There has been a considerable increase in the use of Optical brighteners. In addition the number of fiber types and fiber mixtures has increased tremendously, which means that the processor must now cope with a greater variety of application methods. There is hardly a white textile, or a white paper or hardly a household detergent which does not contain a brightener. The development, thus has led to continually increasing demand made on these products both by processors and consumers. They are required to be used on a variety of finishing processes and they should be compatible with practically all chemicals and auxiliaries used at different stages. Further more, good all round fastness properties and a good yield are also desired. In addition to this, different shades of whites are desired, as white shades are subject to fashion trends.


Historical Development of Optical Brightening Agents:


Numerous materials especially textiles, both classical {Cotton, wool, linen and silk} and synthetic {mainly polyamide, polyester and polyacrylonitrile }, are not completely white and efforts have been made since ancient times to free from their yellowish tinges. Bleaching in the sun, blueing and later chemical bleaching of textile and other materials increased the brightness of the products and eliminated to a certain extent the yellowish tinge to greyish yellow hue or the local impurity of the original or industrially treated material. When Optical brighteners first came up they were regarded as bleaching auxiliaries, which enabled a shorter or a milder bleach when used in very small quantities {Approximately 0.001 to 0.05% }. They were also called as Optical Bleaching Agents. Cotton and linen bleachers knew 200 years ago the effect of bleaching could be improved with the help of horse chestnut extracts. This is due to the fact the inner bark of the horse chestnut contains aesculin or esculinic acid, a glucoside which is a derivative of coumarin and which has ultra violet fluorescence. Scientist recommended aesculin for improving the whiteness on the basis of theoretical considerations. An aqueous solution of aesculin proved more suitable, but had two major draw backs. Firstly it was not fast to washing and secondly aesculin on the fiber was very sensitive to light. Then came the introduction of organic products based on Diaminostilbine sulphonic acid derivatives.
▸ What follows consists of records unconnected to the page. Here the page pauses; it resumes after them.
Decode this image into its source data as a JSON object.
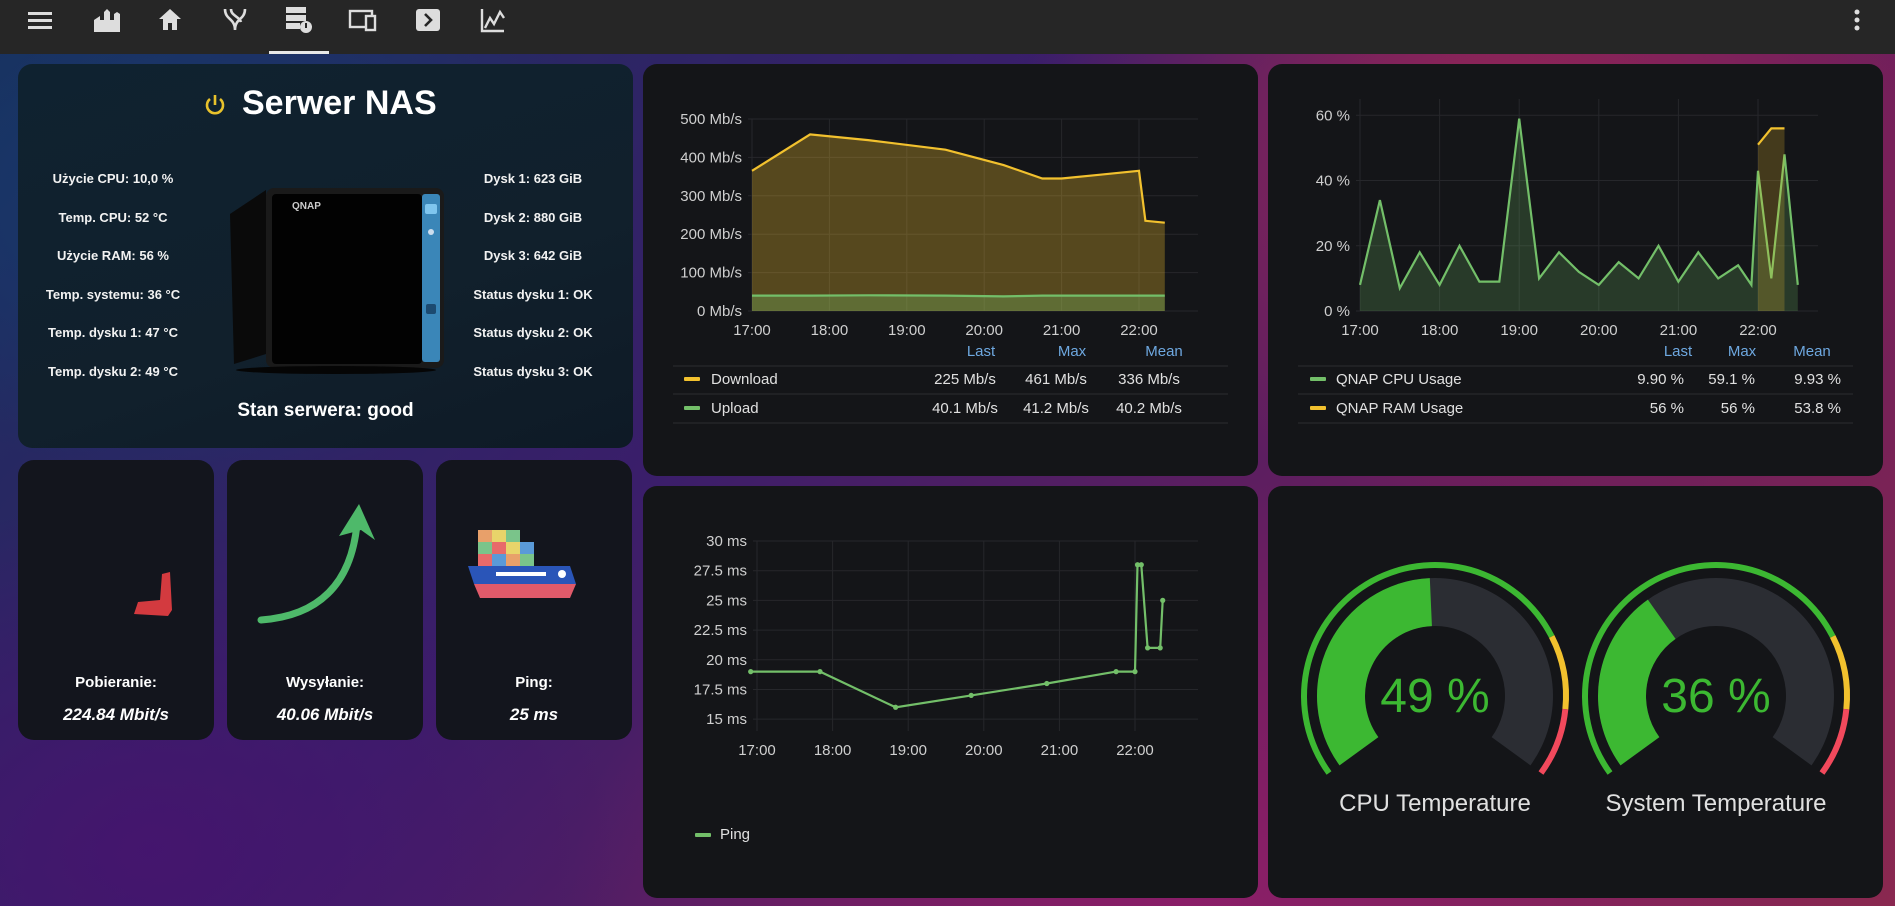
{
  "topbar": {
    "icons": [
      "menu-icon",
      "castle-icon",
      "home-icon",
      "branches-icon",
      "server-icon",
      "devices-icon",
      "terminal-icon",
      "chart-icon"
    ],
    "more_icon": "dots-vertical-icon"
  },
  "nas": {
    "title": "Serwer NAS",
    "power_icon": "power-icon",
    "left_stats": [
      "Użycie CPU: 10,0 %",
      "Temp. CPU: 52 °C",
      "Użycie RAM: 56 %",
      "Temp. systemu: 36 °C",
      "Temp. dysku 1: 47 °C",
      "Temp. dysku 2: 49 °C"
    ],
    "right_stats": [
      "Dysk 1: 623 GiB",
      "Dysk 2: 880 GiB",
      "Dysk 3: 642 GiB",
      "Status dysku 1: OK",
      "Status dysku 2: OK",
      "Status dysku 3: OK"
    ],
    "device_brand": "QNAP",
    "status": "Stan serwera: good"
  },
  "speed": {
    "download": {
      "label": "Pobieranie:",
      "value": "224.84 Mbit/s"
    },
    "upload": {
      "label": "Wysyłanie:",
      "value": "40.06 Mbit/s"
    },
    "ping": {
      "label": "Ping:",
      "value": "25 ms"
    }
  },
  "net_chart": {
    "legend_headers": [
      "Last",
      "Max",
      "Mean"
    ],
    "rows": [
      {
        "name": "Download",
        "color": "#f2c12e",
        "last": "225 Mb/s",
        "max": "461 Mb/s",
        "mean": "336 Mb/s"
      },
      {
        "name": "Upload",
        "color": "#73bf69",
        "last": "40.1 Mb/s",
        "max": "41.2 Mb/s",
        "mean": "40.2 Mb/s"
      }
    ]
  },
  "cpu_chart": {
    "legend_headers": [
      "Last",
      "Max",
      "Mean"
    ],
    "rows": [
      {
        "name": "QNAP CPU Usage",
        "color": "#73bf69",
        "last": "9.90 %",
        "max": "59.1 %",
        "mean": "9.93 %"
      },
      {
        "name": "QNAP RAM Usage",
        "color": "#f2c12e",
        "last": "56 %",
        "max": "56 %",
        "mean": "53.8 %"
      }
    ]
  },
  "ping_chart": {
    "legend": "Ping",
    "color": "#73bf69"
  },
  "gauges": [
    {
      "value": 49,
      "text": "49 %",
      "title": "CPU Temperature"
    },
    {
      "value": 36,
      "text": "36 %",
      "title": "System Temperature"
    }
  ],
  "chart_data": [
    {
      "type": "area",
      "x": [
        "17:00",
        "17:45",
        "18:30",
        "19:30",
        "20:15",
        "20:45",
        "21:00",
        "21:30",
        "22:00",
        "22:05",
        "22:20"
      ],
      "series": [
        {
          "name": "Download",
          "values": [
            365,
            460,
            445,
            420,
            380,
            345,
            345,
            355,
            365,
            235,
            230
          ]
        },
        {
          "name": "Upload",
          "values": [
            40,
            40,
            41,
            40,
            38,
            40,
            40,
            40,
            40,
            40,
            40
          ]
        }
      ],
      "xticks": [
        "17:00",
        "18:00",
        "19:00",
        "20:00",
        "21:00",
        "22:00"
      ],
      "yticks": [
        "0 Mb/s",
        "100 Mb/s",
        "200 Mb/s",
        "300 Mb/s",
        "400 Mb/s",
        "500 Mb/s"
      ],
      "ylim": [
        0,
        500
      ]
    },
    {
      "type": "line",
      "x": [
        "17:00",
        "17:15",
        "17:30",
        "17:45",
        "18:00",
        "18:15",
        "18:30",
        "18:45",
        "19:00",
        "19:15",
        "19:30",
        "19:45",
        "20:00",
        "20:15",
        "20:30",
        "20:45",
        "21:00",
        "21:15",
        "21:30",
        "21:45",
        "21:55",
        "22:00",
        "22:10",
        "22:20",
        "22:30"
      ],
      "series": [
        {
          "name": "QNAP CPU Usage",
          "values": [
            8,
            34,
            7,
            18,
            8,
            20,
            9,
            9,
            59,
            10,
            18,
            12,
            8,
            15,
            10,
            20,
            9,
            18,
            10,
            14,
            8,
            43,
            10,
            48,
            8
          ]
        },
        {
          "name": "QNAP RAM Usage",
          "values": [
            null,
            null,
            null,
            null,
            null,
            null,
            null,
            null,
            null,
            null,
            null,
            null,
            null,
            null,
            null,
            null,
            null,
            null,
            null,
            null,
            null,
            51,
            56,
            56,
            null
          ]
        }
      ],
      "xticks": [
        "17:00",
        "18:00",
        "19:00",
        "20:00",
        "21:00",
        "22:00"
      ],
      "yticks": [
        "0 %",
        "20 %",
        "40 %",
        "60 %"
      ],
      "ylim": [
        0,
        65
      ]
    },
    {
      "type": "line",
      "x": [
        "16:55",
        "17:50",
        "18:50",
        "19:50",
        "20:50",
        "21:45",
        "22:00",
        "22:02",
        "22:05",
        "22:10",
        "22:20",
        "22:22"
      ],
      "series": [
        {
          "name": "Ping",
          "values": [
            19,
            19,
            16,
            17,
            18,
            19,
            19,
            28,
            28,
            21,
            21,
            25
          ]
        }
      ],
      "xticks": [
        "17:00",
        "18:00",
        "19:00",
        "20:00",
        "21:00",
        "22:00"
      ],
      "yticks": [
        "15 ms",
        "17.5 ms",
        "20 ms",
        "22.5 ms",
        "25 ms",
        "27.5 ms",
        "30 ms"
      ],
      "ylim": [
        14,
        30
      ]
    }
  ]
}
Fluorescence of Optical Brighteners: {Mechanism}


Brightening is neither bleaching nor blueing. Fluorescent colours will reflect more light than they can absorb from the visible range of the spectrum. Whiteness can also be increased by using substances which would give colourless solutions but were strongly fluorescent. Fluorescence is produced by the absorption of radiation having a high energy on the part of the molecule, which re-emits this radiation as a radiation of lower energy i.e. of longer wavelength, the difference in energy being transformed in to kinetic energy. To enable a molecule to fulfill this function, it must be built according to certain structural principles. For example Anthranilic acid has very strong blue violet fluorescence in its aqueous solution, but nevertheless unsuitable as a brightener.


Most of the brighteners will hardly fluoresce in powder form; their fluorescence will only appear in solution. There are some types, which will not fluoresce in solution and will only show this property after they have been applied on the fiber. Thus, it can be concluded that fluorescence is not only dependent on the structure of the molecule but also on its condition. Whether a fluorescent substance is suitable as a brightener can only be determined after it has been applied to the textile fiber. Apart from this the product must meet certain demands in respect of properties such as fastness to washing and light etc. On comparing different textile fabrics treated with different brighteners and possessing approximately the same brightness, differences in hue can be detected, since the human eye is particularly sensitive to differences in whiteness. If an optically brightened fabric with reddish white shade is compared with another fabric having a greenish white shade, both of which appear to be equally brilliant if viewed in daylight which is incident from a northerly direction, it will be seen that the greenish shade will appear more brilliant than a reddish one in bright sunlight.